From the Archives: Out of Sight

Contagion begins with a black screen and a cough; someone somewhere is sick–and spreading it–but we cannot see who.  Characters spend much of the rest of the film staring into monitors, feverishly studying computer-generated models of the mysterious virus or digital video of its victims, but however hard they look, their screens reveal only biological explanations for the epidemic.  They inevitably exclude macroeconomic and social forces, which are even harder to picture than the microscopic disease but causally every bit as important.

Questioning Causality, Climax, and Closure

FQ Columnist Caetlin Benson-Allott bids farewell to her column “Platforming” with a focus on the film EUROPA REPORT. When I began writing “Platforming” three years ago, my goal was to create an ongoing reflection on the ways that new production and exhibition technologies were changing narrative film and the spectatorial experience.In pushing the definition of platform to include the material substrates and ideological codes that shape motion pictures, I wanted to consider how the feature film as a narrative system responds to technological change and to articulate the ways that platforms express social value. It would be antithetical to such inquiry to end the platform that has been this column with a gesture towards consummation or closure. So instead I want to interrogate the stakes of closure and similar narrative conventions with a film that does likewise.

Made for Quality Television?

Masculinist bias may explain why made-for-television movies—that most feminine and denigrated of television genres—were never considered “quality” until very recently. This summer, two telefeatures brought quality television’s innovations to small-screen docudrama.

Out of Sight

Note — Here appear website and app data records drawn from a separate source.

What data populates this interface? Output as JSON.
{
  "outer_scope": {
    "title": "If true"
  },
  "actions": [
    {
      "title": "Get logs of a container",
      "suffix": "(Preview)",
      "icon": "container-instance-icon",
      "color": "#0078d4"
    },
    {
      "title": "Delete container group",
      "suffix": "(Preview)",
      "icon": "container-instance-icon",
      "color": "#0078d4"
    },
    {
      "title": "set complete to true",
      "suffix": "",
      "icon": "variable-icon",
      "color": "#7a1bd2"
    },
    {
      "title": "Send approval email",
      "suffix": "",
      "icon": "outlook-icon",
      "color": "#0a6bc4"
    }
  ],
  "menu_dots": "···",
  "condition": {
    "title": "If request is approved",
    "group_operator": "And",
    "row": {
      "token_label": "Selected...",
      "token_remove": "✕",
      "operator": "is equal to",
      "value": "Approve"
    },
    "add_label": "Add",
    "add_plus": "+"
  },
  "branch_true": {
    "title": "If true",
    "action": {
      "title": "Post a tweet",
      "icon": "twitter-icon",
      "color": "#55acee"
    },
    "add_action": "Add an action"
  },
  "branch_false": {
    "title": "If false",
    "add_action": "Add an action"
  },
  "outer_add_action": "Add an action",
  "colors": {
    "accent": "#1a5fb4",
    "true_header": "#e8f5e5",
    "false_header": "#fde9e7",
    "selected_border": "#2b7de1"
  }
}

Since Marey’s motion studies at the end of the nineteenth century, film has been a tool for providing visible evidence, a record of things seen. The development of digital imaging technology over the past twenty years has transformed that original empirical function.